### What you should do
Keep every character as it is and output all of the records.

[Records drawn from a dataset]
'''

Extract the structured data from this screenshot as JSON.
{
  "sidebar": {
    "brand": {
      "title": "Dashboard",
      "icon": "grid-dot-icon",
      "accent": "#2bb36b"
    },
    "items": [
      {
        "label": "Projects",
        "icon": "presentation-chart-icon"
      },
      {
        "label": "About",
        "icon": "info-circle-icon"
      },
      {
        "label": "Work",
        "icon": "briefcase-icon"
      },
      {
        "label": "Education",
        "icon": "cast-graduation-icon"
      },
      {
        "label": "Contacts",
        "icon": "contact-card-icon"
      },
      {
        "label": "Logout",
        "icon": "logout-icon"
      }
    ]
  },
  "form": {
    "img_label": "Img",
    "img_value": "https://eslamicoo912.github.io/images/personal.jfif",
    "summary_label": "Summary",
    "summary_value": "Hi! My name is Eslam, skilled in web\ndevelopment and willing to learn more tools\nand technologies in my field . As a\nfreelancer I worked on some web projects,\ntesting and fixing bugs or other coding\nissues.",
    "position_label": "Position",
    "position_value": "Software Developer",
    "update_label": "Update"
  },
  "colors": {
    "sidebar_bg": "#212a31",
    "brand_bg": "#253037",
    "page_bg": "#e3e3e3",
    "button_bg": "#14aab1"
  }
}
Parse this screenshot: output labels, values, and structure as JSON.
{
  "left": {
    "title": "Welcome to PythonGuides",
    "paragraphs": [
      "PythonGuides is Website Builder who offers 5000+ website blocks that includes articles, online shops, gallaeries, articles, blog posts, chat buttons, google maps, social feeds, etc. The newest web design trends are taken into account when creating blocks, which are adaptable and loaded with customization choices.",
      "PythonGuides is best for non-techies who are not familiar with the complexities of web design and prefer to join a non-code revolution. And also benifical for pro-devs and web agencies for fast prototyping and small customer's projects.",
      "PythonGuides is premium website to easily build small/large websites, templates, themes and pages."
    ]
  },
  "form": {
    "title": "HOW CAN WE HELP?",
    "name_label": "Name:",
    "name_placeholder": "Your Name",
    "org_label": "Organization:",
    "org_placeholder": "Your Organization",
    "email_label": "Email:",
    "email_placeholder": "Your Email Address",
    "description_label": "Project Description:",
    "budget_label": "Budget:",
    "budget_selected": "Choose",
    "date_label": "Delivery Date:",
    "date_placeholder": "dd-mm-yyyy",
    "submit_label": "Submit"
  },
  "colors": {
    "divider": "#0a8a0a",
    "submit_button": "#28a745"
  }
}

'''

### Your response
Extract the structured data from this screenshot as JSON.
{
  "sidebar": {
    "brand": {
      "title": "Dashboard",
      "icon": "grid-dot-icon",
      "accent": "#2bb36b"
    },
    "items": [
      {
        "label": "Projects",
        "icon": "presentation-chart-icon"
      },
      {
        "label": "About",
        "icon": "info-circle-icon"
      },
      {
        "label": "Work",
        "icon": "briefcase-icon"
      },
      {
        "label": "Education",
        "icon": "cast-graduation-icon"
      },
      {
        "label": "Contacts",
        "icon": "contact-card-icon"
      },
      {
        "label": "Logout",
        "icon": "logout-icon"
      }
    ]
  },
  "form": {
    "img_label": "Img",
    "img_value": "https://eslamicoo912.github.io/images/personal.jfif",
    "summary_label": "Summary",
    "summary_value": "Hi! My name is Eslam, skilled in web\ndevelopment and willing to learn more tools\nand technologies in my field . As a\nfreelancer I worked on some web projects,\ntesting and fixing bugs or other coding\nissues.",
    "position_label": "Position",
    "position_value": "Software Developer",
    "update_label": "Update"
  },
  "colors": {
    "sidebar_bg": "#212a31",
    "brand_bg": "#253037",
    "page_bg": "#e3e3e3",
    "button_bg": "#14aab1"
  }
}
Parse this screenshot: output labels, values, and structure as JSON.
{
  "left": {
    "title": "Welcome to PythonGuides",
    "paragraphs": [
      "PythonGuides is Website Builder who offers 5000+ website blocks that includes articles, online shops, gallaeries, articles, blog posts, chat buttons, google maps, social feeds, etc. The newest web design trends are taken into account when creating blocks, which are adaptable and loaded with customization choices.",
      "PythonGuides is best for non-techies who are not familiar with the complexities of web design and prefer to join a non-code revolution. And also benifical for pro-devs and web agencies for fast prototyping and small customer's projects.",
      "PythonGuides is premium website to easily build small/large websites, templates, themes and pages."
    ]
  },
  "form": {
    "title": "HOW CAN WE HELP?",
    "name_label": "Name:",
    "name_placeholder": "Your Name",
    "org_label": "Organization:",
    "org_placeholder": "Your Organization",
    "email_label": "Email:",
    "email_placeholder": "Your Email Address",
    "description_label": "Project Description:",
    "budget_label": "Budget:",
    "budget_selected": "Choose",
    "date_label": "Delivery Date:",
    "date_placeholder": "dd-mm-yyyy",
    "submit_label": "Submit"
  },
  "colors": {
    "divider": "#0a8a0a",
    "submit_button": "#28a745"
  }
}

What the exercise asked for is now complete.